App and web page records
◆ ◆ ◆ ◆

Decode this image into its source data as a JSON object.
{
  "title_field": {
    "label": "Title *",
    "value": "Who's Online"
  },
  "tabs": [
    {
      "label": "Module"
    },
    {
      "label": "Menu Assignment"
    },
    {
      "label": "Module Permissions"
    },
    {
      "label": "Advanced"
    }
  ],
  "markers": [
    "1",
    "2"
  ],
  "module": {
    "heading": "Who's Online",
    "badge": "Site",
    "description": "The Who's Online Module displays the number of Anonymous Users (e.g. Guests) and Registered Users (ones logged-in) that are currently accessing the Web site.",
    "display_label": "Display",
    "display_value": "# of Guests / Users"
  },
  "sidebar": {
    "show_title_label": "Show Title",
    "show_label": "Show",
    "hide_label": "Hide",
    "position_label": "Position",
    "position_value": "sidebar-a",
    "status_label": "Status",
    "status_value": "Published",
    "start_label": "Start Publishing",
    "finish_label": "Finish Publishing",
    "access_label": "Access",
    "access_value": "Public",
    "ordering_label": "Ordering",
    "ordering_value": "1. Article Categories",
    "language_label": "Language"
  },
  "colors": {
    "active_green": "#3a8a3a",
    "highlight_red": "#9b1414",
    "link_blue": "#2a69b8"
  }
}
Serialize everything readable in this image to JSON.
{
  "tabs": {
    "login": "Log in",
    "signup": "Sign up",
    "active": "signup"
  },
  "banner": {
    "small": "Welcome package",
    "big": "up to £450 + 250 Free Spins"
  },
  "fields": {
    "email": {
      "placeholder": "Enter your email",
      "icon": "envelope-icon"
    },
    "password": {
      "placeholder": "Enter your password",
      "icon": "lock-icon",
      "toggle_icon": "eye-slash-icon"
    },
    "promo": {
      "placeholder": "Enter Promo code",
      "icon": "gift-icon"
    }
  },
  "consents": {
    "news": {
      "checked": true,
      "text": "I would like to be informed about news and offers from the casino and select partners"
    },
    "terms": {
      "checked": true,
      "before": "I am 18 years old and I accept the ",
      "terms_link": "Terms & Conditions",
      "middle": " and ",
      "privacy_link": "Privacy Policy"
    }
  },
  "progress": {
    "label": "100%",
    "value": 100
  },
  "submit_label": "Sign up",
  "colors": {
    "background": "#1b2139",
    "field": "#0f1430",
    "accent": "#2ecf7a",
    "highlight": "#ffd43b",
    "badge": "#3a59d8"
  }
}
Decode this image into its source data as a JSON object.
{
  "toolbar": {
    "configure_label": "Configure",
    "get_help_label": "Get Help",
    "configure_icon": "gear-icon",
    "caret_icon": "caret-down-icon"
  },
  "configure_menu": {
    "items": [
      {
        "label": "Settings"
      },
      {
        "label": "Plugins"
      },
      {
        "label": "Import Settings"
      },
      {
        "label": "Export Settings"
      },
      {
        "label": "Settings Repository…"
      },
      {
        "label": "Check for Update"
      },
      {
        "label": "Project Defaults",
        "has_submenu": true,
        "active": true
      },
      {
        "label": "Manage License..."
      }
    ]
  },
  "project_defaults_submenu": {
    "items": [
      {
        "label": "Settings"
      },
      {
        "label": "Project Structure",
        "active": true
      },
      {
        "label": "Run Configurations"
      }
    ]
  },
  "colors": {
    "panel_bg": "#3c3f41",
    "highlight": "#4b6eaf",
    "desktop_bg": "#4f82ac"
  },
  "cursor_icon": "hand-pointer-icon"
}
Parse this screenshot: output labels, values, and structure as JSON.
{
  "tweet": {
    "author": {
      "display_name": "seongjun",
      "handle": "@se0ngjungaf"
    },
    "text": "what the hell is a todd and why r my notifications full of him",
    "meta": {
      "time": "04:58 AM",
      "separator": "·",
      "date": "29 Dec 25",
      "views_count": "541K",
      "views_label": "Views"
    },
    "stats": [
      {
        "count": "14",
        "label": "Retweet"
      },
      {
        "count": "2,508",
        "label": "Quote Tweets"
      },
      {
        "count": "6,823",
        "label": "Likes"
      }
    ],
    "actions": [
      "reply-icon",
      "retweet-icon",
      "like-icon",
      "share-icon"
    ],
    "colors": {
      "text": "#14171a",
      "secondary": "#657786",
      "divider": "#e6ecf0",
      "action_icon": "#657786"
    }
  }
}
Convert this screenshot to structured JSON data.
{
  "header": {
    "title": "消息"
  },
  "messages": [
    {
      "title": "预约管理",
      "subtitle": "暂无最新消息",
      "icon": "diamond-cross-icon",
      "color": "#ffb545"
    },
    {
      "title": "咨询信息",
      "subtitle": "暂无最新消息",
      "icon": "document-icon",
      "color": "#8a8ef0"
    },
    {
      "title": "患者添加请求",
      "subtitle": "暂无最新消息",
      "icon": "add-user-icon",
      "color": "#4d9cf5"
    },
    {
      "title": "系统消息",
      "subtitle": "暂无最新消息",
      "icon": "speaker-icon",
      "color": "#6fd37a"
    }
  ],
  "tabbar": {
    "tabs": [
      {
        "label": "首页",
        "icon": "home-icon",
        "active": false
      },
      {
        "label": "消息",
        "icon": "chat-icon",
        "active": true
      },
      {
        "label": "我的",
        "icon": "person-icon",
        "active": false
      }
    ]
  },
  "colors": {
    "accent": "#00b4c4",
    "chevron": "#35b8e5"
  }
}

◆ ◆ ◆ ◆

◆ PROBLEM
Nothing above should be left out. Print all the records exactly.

◆ RESPONSE AREA
Decode this image into its source data as a JSON object.
{
  "title_field": {
    "label": "Title *",
    "value": "Who's Online"
  },
  "tabs": [
    {
      "label": "Module"
    },
    {
      "label": "Menu Assignment"
    },
    {
      "label": "Module Permissions"
    },
    {
      "label": "Advanced"
    }
  ],
  "markers": [
    "1",
    "2"
  ],
  "module": {
    "heading": "Who's Online",
    "badge": "Site",
    "description": "The Who's Online Module displays the number of Anonymous Users (e.g. Guests) and Registered Users (ones logged-in) that are currently accessing the Web site.",
    "display_label": "Display",
    "display_value": "# of Guests / Users"
  },
  "sidebar": {
    "show_title_label": "Show Title",
    "show_label": "Show",
    "hide_label": "Hide",
    "position_label": "Position",
    "position_value": "sidebar-a",
    "status_label": "Status",
    "status_value": "Published",
    "start_label": "Start Publishing",
    "finish_label": "Finish Publishing",
    "access_label": "Access",
    "access_value": "Public",
    "ordering_label": "Ordering",
    "ordering_value": "1. Article Categories",
    "language_label": "Language"
  },
  "colors": {
    "active_green": "#3a8a3a",
    "highlight_red": "#9b1414",
    "link_blue": "#2a69b8"
  }
}
Serialize everything readable in this image to JSON.
{
  "tabs": {
    "login": "Log in",
    "signup": "Sign up",
    "active": "signup"
  },
  "banner": {
    "small": "Welcome package",
    "big": "up to £450 + 250 Free Spins"
  },
  "fields": {
    "email": {
      "placeholder": "Enter your email",
      "icon": "envelope-icon"
    },
    "password": {
      "placeholder": "Enter your password",
      "icon": "lock-icon",
      "toggle_icon": "eye-slash-icon"
    },
    "promo": {
      "placeholder": "Enter Promo code",
      "icon": "gift-icon"
    }
  },
  "consents": {
    "news": {
      "checked": true,
      "text": "I would like to be informed about news and offers from the casino and select partners"
    },
    "terms": {
      "checked": true,
      "before": "I am 18 years old and I accept the ",
      "terms_link": "Terms & Conditions",
      "middle": " and ",
      "privacy_link": "Privacy Policy"
    }
  },
  "progress": {
    "label": "100%",
    "value": 100
  },
  "submit_label": "Sign up",
  "colors": {
    "background": "#1b2139",
    "field": "#0f1430",
    "accent": "#2ecf7a",
    "highlight": "#ffd43b",
    "badge": "#3a59d8"
  }
}
Decode this image into its source data as a JSON object.
{
  "toolbar": {
    "configure_label": "Configure",
    "get_help_label": "Get Help",
    "configure_icon": "gear-icon",
    "caret_icon": "caret-down-icon"
  },
  "configure_menu": {
    "items": [
      {
        "label": "Settings"
      },
      {
        "label": "Plugins"
      },
      {
        "label": "Import Settings"
      },
      {
        "label": "Export Settings"
      },
      {
        "label": "Settings Repository…"
      },
      {
        "label": "Check for Update"
      },
      {
        "label": "Project Defaults",
        "has_submenu": true,
        "active": true
      },
      {
        "label": "Manage License..."
      }
    ]
  },
  "project_defaults_submenu": {
    "items": [
      {
        "label": "Settings"
      },
      {
        "label": "Project Structure",
        "active": true
      },
      {
        "label": "Run Configurations"
      }
    ]
  },
  "colors": {
    "panel_bg": "#3c3f41",
    "highlight": "#4b6eaf",
    "desktop_bg": "#4f82ac"
  },
  "cursor_icon": "hand-pointer-icon"
}
Parse this screenshot: output labels, values, and structure as JSON.
{
  "tweet": {
    "author": {
      "display_name": "seongjun",
      "handle": "@se0ngjungaf"
    },
    "text": "what the hell is a todd and why r my notifications full of him",
    "meta": {
      "time": "04:58 AM",
      "separator": "·",
      "date": "29 Dec 25",
      "views_count": "541K",
      "views_label": "Views"
    },
    "stats": [
      {
        "count": "14",
        "label": "Retweet"
      },
      {
        "count": "2,508",
        "label": "Quote Tweets"
      },
      {
        "count": "6,823",
        "label": "Likes"
      }
    ],
    "actions": [
      "reply-icon",
      "retweet-icon",
      "like-icon",
      "share-icon"
    ],
    "colors": {
      "text": "#14171a",
      "secondary": "#657786",
      "divider": "#e6ecf0",
      "action_icon": "#657786"
    }
  }
}
Convert this screenshot to structured JSON data.
{
  "header": {
    "title": "消息"
  },
  "messages": [
    {
      "title": "预约管理",
      "subtitle": "暂无最新消息",
      "icon": "diamond-cross-icon",
      "color": "#ffb545"
    },
    {
      "title": "咨询信息",
      "subtitle": "暂无最新消息",
      "icon": "document-icon",
      "color": "#8a8ef0"
    },
    {
      "title": "患者添加请求",
      "subtitle": "暂无最新消息",
      "icon": "add-user-icon",
      "color": "#4d9cf5"
    },
    {
      "title": "系统消息",
      "subtitle": "暂无最新消息",
      "icon": "speaker-icon",
      "color": "#6fd37a"
    }
  ],
  "tabbar": {
    "tabs": [
      {
        "label": "首页",
        "icon": "home-icon",
        "active": false
      },
      {
        "label": "消息",
        "icon": "chat-icon",
        "active": true
      },
      {
        "label": "我的",
        "icon": "person-icon",
        "active": false
      }
    ]
  },
  "colors": {
    "accent": "#00b4c4",
    "chevron": "#35b8e5"
  }
}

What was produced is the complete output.